- I suggest you put all stories in one or two formats—say Word and PDF—so they look alike and are always accessible on whatever computer you end up using.
- Often the name of the publication and date are omitted from the “Print” version of a Web story. Be sure these are in the story you save. If not, manually type them in.
- If the story has helpful illustrations, charts, graphs or time lines, you can paste them into most word processing documents.
- You may want to copy the URL and paste it at the top in small type — so if you need to see the original some day, you have the information. This is also handy if someone challenges your accuracy. Reply with the URL and you're done.
- If you have a story you can't identify, go to Google and type in the first sentence surrounded by quotation marks. Google will find it.
- From a newspaper, magazine or journal
- Go to Google and type in the first sentence surrounded by quotation marks. Google will find it.
- If the publisher requires payment, Google may well list this same story on some other site for free—the result of a deal between the original copyright holder and a licensee.
- If not available online due to exclusivity, scan the text and illustrations into your computer.
The File Name
- Once in your computer, the document must be labeled.
- Do not rely on the actual headline; writers frequently use cute or clever headlines to attract attention that make no sense six months or a year later.
- Instead, give the story a title that will jog your memory on what it's about.
- This is your private archive, so you can use shorthand (e.g., “2” for “to,” “4” as “for,” “FU” for “follow-up,” etc.). These may not make sense to an outsider, but I recognize the stories. Examples from my archive:
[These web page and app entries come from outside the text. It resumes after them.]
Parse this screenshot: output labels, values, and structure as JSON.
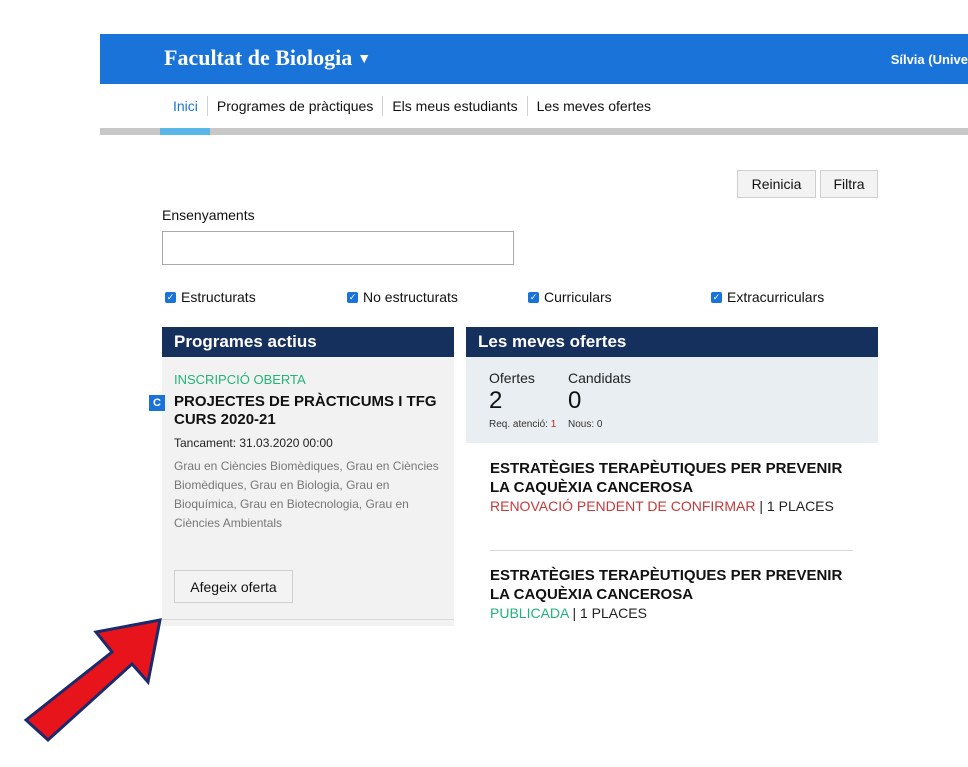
{
  "header": {
    "brand": "Facultat de Biologia",
    "brand_caret": "▼",
    "user": "Sílvia (Unive"
  },
  "nav": {
    "items": [
      {
        "label": "Inici"
      },
      {
        "label": "Programes de pràctiques"
      },
      {
        "label": "Els meus estudiants"
      },
      {
        "label": "Les meves ofertes"
      }
    ]
  },
  "filters": {
    "reset_label": "Reinicia",
    "filter_label": "Filtra",
    "ensenyaments_label": "Ensenyaments",
    "ensenyaments_value": "",
    "checkboxes": [
      {
        "label": "Estructurats",
        "checked": true
      },
      {
        "label": "No estructurats",
        "checked": true
      },
      {
        "label": "Curriculars",
        "checked": true
      },
      {
        "label": "Extracurriculars",
        "checked": true
      }
    ]
  },
  "programes": {
    "heading": "Programes actius",
    "status": "INSCRIPCIÓ OBERTA",
    "badge": "C",
    "title": "PROJECTES DE PRÀCTICUMS I TFG CURS 2020-21",
    "closing": "Tancament: 31.03.2020 00:00",
    "degrees": "Grau en Ciències Biomèdiques, Grau en Ciències Biomèdiques, Grau en Biologia, Grau en Bioquímica, Grau en Biotecnologia, Grau en Ciències Ambientals",
    "add_button": "Afegeix oferta"
  },
  "ofertes": {
    "heading": "Les meves ofertes",
    "stats": {
      "offers_label": "Ofertes",
      "offers_value": "2",
      "req_label": "Req. atenció:",
      "req_value": "1",
      "candidates_label": "Candidats",
      "candidates_value": "0",
      "new_label": "Nous: 0"
    },
    "items": [
      {
        "title": "ESTRATÈGIES TERAPÈUTIQUES PER PREVENIR LA CAQUÈXIA CANCEROSA",
        "status": "RENOVACIÓ PENDENT DE CONFIRMAR",
        "places": " | 1 PLACES"
      },
      {
        "title": "ESTRATÈGIES TERAPÈUTIQUES PER PREVENIR LA CAQUÈXIA CANCEROSA",
        "status": "PUBLICADA",
        "places": " | 1 PLACES"
      }
    ]
  },
  "colors": {
    "header_blue": "#1a73d9",
    "panel_navy": "#16305e",
    "status_green": "#22b37a",
    "status_red": "#c53a3a",
    "arrow_red": "#e8141c"
  },
  "annotation": {
    "arrow_icon": "red-arrow-icon"
  }
}
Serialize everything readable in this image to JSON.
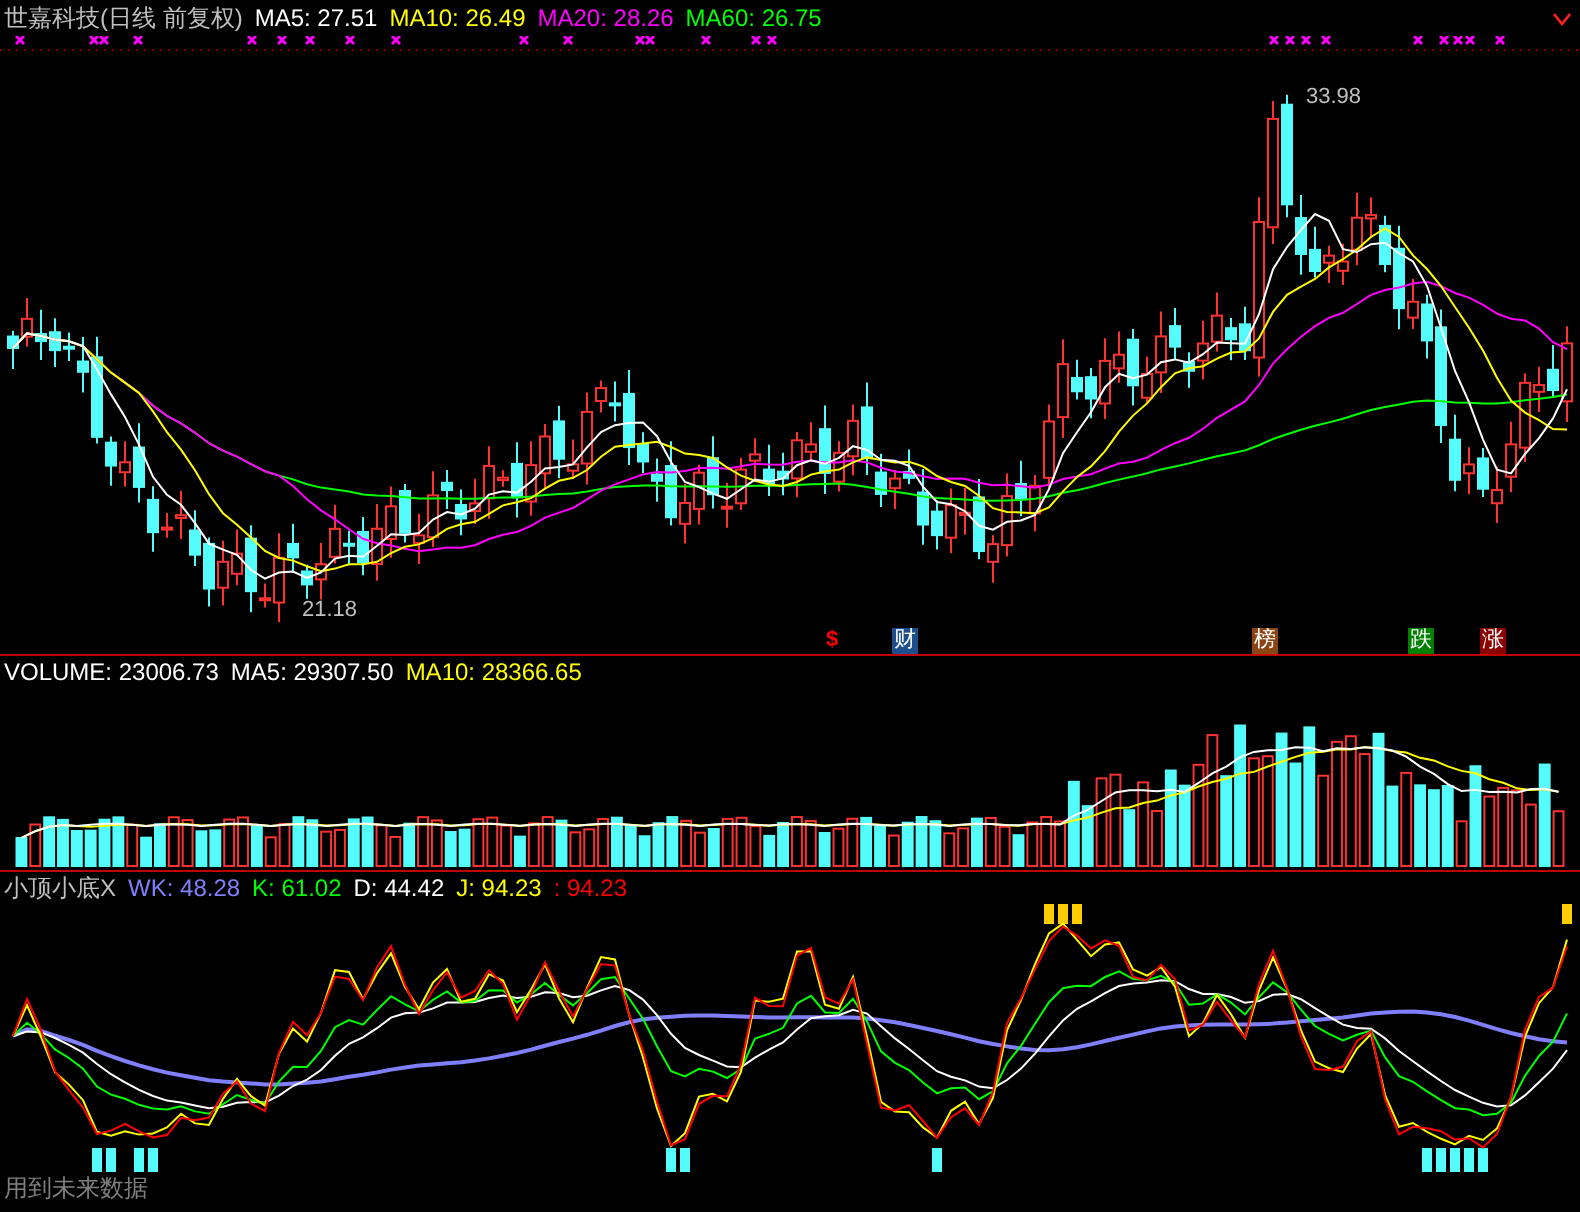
{
  "title": {
    "name": "世嘉科技(日线 前复权)",
    "averages": [
      {
        "label": "MA5: 27.51",
        "color": "#ffffff"
      },
      {
        "label": "MA10: 26.49",
        "color": "#ffff00"
      },
      {
        "label": "MA20: 28.26",
        "color": "#ff00ff"
      },
      {
        "label": "MA60: 26.75",
        "color": "#00ff00"
      }
    ]
  },
  "price_labels": {
    "high": "33.98",
    "low": "21.18"
  },
  "event_badges": [
    {
      "kind": "mark",
      "text": "$",
      "color": "#ff0000"
    },
    {
      "kind": "tag",
      "text": "财",
      "color": "#1f4e8c"
    },
    {
      "kind": "tag",
      "text": "榜",
      "color": "#8b4513"
    },
    {
      "kind": "tag",
      "text": "跌",
      "color": "#008000"
    },
    {
      "kind": "tag",
      "text": "涨",
      "color": "#8b0000"
    }
  ],
  "volume_header": [
    {
      "label": "VOLUME: 23006.73",
      "color": "#ffffff"
    },
    {
      "label": "MA5: 29307.50",
      "color": "#ffffff"
    },
    {
      "label": "MA10: 28366.65",
      "color": "#ffff00"
    }
  ],
  "indicator_header": {
    "name": "小顶小底X",
    "values": [
      {
        "label": "WK: 48.28",
        "color": "#8080ff"
      },
      {
        "label": "K: 61.02",
        "color": "#00ff00"
      },
      {
        "label": "D: 44.42",
        "color": "#ffffff"
      },
      {
        "label": "J: 94.23",
        "color": "#ffff00"
      },
      {
        "label": ": 94.23",
        "color": "#ff0000"
      }
    ]
  },
  "footnote": "用到未来数据"
}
- Fire People, How 2
- Ad $$ Moving Out of Media
- Be 1st, Not Better – Reis
- Blogs 4 Lo-Cost Mktg
- Search Engines R Thieves
- Think of your filing system like a cookbook. You would not file recipes under “Scrambled Eggs” and “Fried Eggs,” but rather “Eggs, Scrambled” and “Eggs, Fried,” so all of them appear under “Eggs”.
- With people, use last name first (e.g., Obama, Barack rather than Barack Obama)
Where to File
The first thing I see when I go into my archive is a series of file folders. The first five major subject headings:
- Aid, International
The largest main heading is: I-N-D-U-S-T-R-I-E-S. The reason for the spaces between letters is that this is a huge file with 80 subfiles, and I want it to pop out immediately. The first five subcategories (also as file folders):
- Alcohol, Beer, Wine
Each of these has dozens of subfiles—some in file folders, others as individual Word documents.
Another huge file is P-E-O-P-L-E with subfiles being letters of the alphabet. Generally, I aggregate all the stories about an individual in this one place.
A story only appears once in the entire file. Keeping duplicate stories all over the archive would be confusing and gobble up space. For example, here is what you will find in my file on Steve Case, founder of AOL:
- Case, Steve
- Case Admits Failures
- Case Quits as T-W Director
- Case Health Biz
- Case Sorry 4 AOL-Time Merger
- Case-Levin Anncmt
- Case, TW Is a Thorn 2
- Levin & Case
- Levin, Gerald Talks
- SEE AOL
- SEE Brandt, Janice
- SEE Levin, Gerald
NOTE: See illustration below how this file looks on computer screen.